TASK TO CARRY OUT: Only the count is wanted here: how many lines of the entries hold the string "Software"?

★ ★ ★ ★ ★

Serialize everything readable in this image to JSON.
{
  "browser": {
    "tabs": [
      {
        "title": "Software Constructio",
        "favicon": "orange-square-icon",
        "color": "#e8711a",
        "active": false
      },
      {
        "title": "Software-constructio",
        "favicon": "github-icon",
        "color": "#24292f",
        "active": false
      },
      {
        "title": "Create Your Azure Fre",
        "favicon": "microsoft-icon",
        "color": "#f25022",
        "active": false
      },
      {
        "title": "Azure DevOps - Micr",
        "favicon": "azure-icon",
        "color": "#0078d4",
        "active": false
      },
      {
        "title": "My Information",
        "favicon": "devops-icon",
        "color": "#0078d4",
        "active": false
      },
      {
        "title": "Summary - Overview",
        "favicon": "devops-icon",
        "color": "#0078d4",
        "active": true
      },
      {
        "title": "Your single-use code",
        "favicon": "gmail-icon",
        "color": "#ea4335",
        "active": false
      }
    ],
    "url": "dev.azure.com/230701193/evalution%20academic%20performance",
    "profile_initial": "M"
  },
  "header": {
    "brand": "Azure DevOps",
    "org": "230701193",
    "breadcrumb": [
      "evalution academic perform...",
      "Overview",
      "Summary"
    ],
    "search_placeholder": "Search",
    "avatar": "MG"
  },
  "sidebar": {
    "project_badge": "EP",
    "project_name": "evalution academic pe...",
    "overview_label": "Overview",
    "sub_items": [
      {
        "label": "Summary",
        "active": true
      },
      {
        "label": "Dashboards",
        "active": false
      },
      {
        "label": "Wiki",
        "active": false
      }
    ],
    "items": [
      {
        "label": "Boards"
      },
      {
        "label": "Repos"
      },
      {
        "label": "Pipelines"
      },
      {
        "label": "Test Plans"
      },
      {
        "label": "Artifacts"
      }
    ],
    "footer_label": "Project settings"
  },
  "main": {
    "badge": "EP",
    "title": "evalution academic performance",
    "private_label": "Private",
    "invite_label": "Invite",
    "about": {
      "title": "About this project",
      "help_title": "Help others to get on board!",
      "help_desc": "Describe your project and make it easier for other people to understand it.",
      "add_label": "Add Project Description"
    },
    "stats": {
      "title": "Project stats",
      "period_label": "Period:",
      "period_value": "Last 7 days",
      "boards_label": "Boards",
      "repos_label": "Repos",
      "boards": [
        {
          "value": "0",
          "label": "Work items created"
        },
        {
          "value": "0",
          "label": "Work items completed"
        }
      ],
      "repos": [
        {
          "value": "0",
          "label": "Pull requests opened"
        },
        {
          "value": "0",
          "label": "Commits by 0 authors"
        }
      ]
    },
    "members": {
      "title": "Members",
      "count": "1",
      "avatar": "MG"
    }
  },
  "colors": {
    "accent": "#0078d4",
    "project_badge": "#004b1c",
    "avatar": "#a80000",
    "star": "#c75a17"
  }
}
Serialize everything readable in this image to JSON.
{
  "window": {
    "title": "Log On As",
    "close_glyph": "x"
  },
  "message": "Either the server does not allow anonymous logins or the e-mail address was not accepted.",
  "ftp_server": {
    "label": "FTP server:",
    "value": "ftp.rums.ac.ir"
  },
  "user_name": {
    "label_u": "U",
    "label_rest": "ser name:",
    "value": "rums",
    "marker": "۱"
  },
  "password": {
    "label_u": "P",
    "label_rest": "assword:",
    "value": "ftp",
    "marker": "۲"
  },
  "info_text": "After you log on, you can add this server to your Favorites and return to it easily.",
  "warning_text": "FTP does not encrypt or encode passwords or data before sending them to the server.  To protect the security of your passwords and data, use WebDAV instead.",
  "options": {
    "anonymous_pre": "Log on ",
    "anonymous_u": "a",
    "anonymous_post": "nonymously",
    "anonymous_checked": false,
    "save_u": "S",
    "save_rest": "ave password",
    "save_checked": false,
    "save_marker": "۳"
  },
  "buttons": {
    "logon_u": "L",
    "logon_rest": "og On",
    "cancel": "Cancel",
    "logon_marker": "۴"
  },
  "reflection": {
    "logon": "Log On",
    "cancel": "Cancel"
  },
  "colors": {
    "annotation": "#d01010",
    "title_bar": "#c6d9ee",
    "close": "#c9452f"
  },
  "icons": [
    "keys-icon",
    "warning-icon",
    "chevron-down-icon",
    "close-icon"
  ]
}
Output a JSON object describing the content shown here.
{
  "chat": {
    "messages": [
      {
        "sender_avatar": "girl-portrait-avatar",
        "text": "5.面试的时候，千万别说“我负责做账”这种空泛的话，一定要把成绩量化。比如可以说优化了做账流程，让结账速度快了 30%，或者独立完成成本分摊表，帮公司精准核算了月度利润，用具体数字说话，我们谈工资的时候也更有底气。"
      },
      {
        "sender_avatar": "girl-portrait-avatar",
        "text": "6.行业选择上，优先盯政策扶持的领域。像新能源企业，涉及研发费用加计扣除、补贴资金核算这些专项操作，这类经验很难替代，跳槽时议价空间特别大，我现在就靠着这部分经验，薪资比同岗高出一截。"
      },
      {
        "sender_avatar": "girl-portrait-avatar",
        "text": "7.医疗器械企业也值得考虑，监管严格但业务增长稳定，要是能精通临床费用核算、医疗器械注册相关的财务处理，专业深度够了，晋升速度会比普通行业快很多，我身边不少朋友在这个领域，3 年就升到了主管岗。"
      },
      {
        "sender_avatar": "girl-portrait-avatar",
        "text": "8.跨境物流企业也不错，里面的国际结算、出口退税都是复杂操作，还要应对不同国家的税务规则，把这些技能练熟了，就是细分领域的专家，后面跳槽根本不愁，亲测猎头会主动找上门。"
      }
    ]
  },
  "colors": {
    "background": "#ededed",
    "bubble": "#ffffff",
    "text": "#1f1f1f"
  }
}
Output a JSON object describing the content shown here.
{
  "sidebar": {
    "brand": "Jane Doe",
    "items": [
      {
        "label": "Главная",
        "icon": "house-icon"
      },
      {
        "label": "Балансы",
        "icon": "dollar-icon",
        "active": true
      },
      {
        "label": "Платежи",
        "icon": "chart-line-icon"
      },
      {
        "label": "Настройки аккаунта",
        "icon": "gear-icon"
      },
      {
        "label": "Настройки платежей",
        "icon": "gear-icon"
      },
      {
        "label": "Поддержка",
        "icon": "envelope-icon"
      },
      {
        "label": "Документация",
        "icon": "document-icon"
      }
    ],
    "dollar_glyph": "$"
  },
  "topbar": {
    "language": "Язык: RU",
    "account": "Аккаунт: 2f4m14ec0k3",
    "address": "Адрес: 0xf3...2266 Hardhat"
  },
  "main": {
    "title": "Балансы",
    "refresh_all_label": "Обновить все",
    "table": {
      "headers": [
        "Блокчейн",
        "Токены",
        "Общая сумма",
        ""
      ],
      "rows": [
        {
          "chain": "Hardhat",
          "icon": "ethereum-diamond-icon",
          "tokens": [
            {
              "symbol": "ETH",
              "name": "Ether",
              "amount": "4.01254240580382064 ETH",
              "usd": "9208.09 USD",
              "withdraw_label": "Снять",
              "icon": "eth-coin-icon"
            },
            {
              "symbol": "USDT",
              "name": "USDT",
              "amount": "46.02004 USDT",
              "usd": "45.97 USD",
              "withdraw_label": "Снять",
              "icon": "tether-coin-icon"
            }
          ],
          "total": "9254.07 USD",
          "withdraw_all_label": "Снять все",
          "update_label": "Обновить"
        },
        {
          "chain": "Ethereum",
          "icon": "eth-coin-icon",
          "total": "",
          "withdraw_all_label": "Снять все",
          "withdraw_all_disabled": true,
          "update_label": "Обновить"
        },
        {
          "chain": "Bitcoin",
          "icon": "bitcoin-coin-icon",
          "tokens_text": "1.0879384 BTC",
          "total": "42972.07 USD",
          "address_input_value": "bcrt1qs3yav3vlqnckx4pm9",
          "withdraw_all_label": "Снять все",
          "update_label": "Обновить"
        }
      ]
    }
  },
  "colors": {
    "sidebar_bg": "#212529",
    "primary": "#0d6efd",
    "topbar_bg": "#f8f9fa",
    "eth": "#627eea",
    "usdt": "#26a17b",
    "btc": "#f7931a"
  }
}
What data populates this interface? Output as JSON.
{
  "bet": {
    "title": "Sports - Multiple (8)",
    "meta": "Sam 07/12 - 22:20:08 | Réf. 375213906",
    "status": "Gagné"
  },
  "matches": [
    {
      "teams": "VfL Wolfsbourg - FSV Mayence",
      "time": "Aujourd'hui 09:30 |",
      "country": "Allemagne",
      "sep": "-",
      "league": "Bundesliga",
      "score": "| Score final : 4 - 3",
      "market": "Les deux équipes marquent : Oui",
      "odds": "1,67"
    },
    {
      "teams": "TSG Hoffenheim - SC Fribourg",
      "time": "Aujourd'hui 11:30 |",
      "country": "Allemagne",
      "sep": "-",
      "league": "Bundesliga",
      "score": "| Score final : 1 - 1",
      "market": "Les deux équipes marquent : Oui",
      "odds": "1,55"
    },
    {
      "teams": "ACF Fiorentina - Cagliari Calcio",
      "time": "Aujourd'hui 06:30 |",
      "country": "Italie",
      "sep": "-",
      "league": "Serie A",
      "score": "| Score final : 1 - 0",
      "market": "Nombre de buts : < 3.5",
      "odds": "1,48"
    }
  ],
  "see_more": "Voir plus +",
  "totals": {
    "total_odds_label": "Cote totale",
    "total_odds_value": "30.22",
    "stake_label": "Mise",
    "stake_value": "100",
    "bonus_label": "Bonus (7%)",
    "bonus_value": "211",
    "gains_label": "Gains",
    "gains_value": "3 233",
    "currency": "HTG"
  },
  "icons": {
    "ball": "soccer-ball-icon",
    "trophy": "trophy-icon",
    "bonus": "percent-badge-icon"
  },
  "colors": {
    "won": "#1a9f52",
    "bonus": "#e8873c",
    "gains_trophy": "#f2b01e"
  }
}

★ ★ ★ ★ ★

SOLUTION TO THE PROBLEM: 2